As his parents purchased a Super Nintendo and Nintendo 64, he began playing hockey video games. Wayne Gretzky’s 3D Hockey 98 and NHL Breakaway 99 on the N64 were the first two hockey games he played.
But it was when his family purchased PlayStation 3 that Roebuck started to make a name for himself. He started playing NHL 13 online and would “play the leaderboards” for fun. He ended up beating the No. 1 player in the world.
“I thought, ‘OK, just beat this guy. I can do this,’” said Roebuck, a member of the SetToDestroyX eSports team. “Growing up, whenever I played my buddies, most of the games I beat them pretty comfortably. I mean, there were some close games, but for the most part I felt I had the upper hand, but I never thought that I was actually that high. Then once I beat that guy I thought, ‘OK, I can actually do this.’ And I got up to No. 1 there.”
After taking a few years off to focus on school and hockey — Roebuck went to Massachusetts to play junior hockey and now attends Robert Morris University in Pittsburgh — he’s back near the top of the gamer world.
It took some time, however.
He struggled in a few tournaments leading up to the qualifying round for the Regional Finals of the World Gaming Championships, but he caught his groove just in time. He fell to John Wayne Casagranda in the finals, which still allowed him to qualify for the world championships.

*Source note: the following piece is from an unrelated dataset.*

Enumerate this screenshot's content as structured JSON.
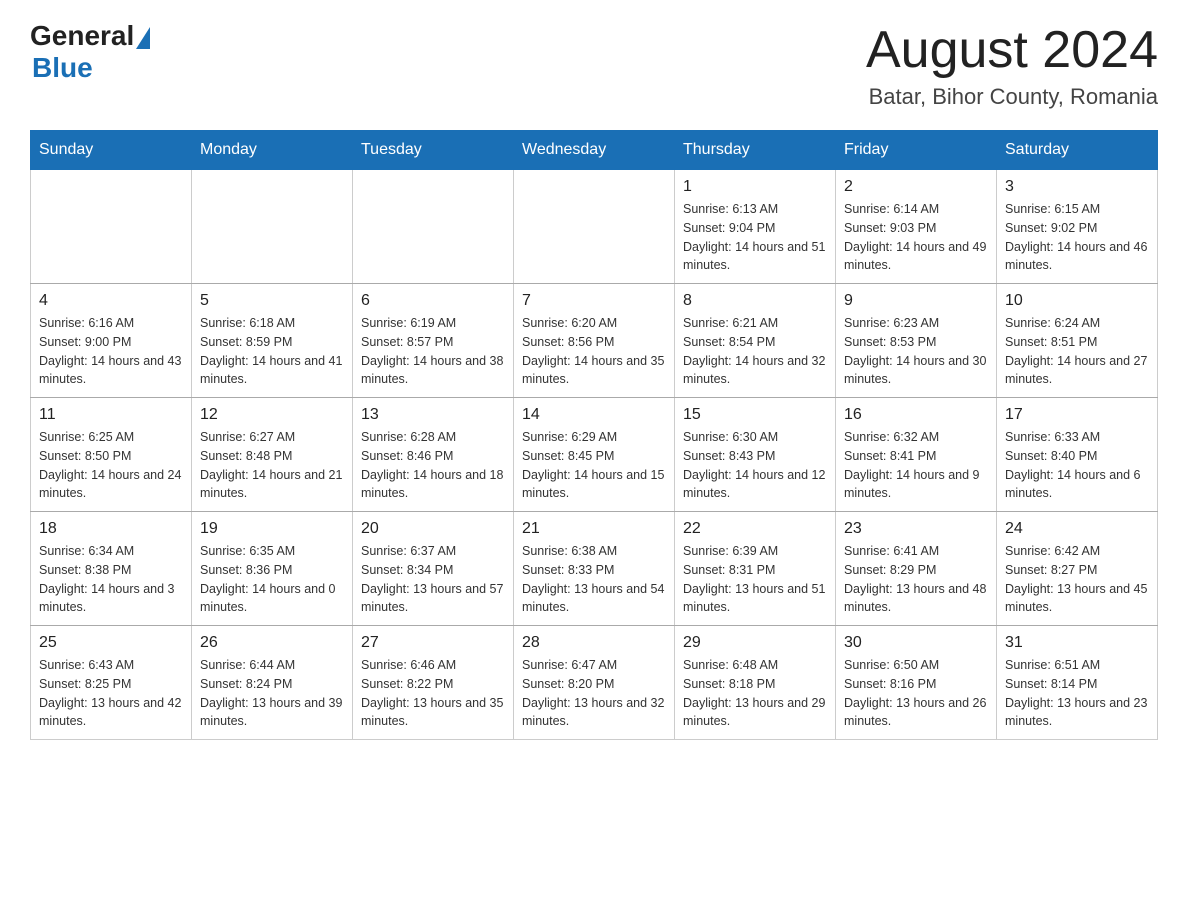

Roebuck also believes he has an advantage because hockey doesn’t just have a presence virtually, but in his life away from PlayStation 4 as well.
Playing club hockey at Robert Morris, Roebuck uses what he’s learned on the rink when he puts a controller in his hand.
“A lot of my success in real-life hockey revolves around my work ethic and just my smarts for the game, like knowing what to do at what time or how to out-smart someone,” Roebuck said. “I’m consistently thinking … as a player and as a coach. I feel that helps out a lot, especially when I see what players do in the game and I think back to real-life hockey, ‘OK, how would you beat this? What works? What doesn’t work?’”
He’s going to Las Vegas a relaxed man, intent on just enjoying the experience.
“I think I’m going to go, keep it loose and try to make the most of it,” he said. “If you put too much pressure on yourself, you can have issues.”
Reach DJ Eberle at 570-991-6398 or on Twitter @ByDJEberle